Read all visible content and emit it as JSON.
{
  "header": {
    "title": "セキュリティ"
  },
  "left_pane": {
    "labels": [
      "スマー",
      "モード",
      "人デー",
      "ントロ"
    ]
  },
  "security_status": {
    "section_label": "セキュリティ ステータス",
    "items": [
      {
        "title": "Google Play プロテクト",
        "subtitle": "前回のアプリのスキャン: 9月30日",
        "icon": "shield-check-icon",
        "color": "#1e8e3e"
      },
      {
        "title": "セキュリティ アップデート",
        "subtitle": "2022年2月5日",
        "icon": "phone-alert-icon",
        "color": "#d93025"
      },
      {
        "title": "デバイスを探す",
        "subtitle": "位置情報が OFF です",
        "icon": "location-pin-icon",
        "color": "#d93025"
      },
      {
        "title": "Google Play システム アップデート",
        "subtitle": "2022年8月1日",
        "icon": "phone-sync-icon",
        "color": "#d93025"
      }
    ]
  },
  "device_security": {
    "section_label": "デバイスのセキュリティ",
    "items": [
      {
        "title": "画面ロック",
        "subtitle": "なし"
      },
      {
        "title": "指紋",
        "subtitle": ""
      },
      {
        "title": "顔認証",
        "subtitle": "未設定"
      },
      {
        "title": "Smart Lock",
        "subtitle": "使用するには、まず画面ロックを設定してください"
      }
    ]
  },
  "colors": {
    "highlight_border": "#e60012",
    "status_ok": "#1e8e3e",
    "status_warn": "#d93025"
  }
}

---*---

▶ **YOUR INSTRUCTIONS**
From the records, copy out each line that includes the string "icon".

▶ **ANSWER SPACE**
        "icon": "shield-check-icon",
        "icon": "phone-alert-icon",
        "icon": "location-pin-icon",
        "icon": "phone-sync-icon",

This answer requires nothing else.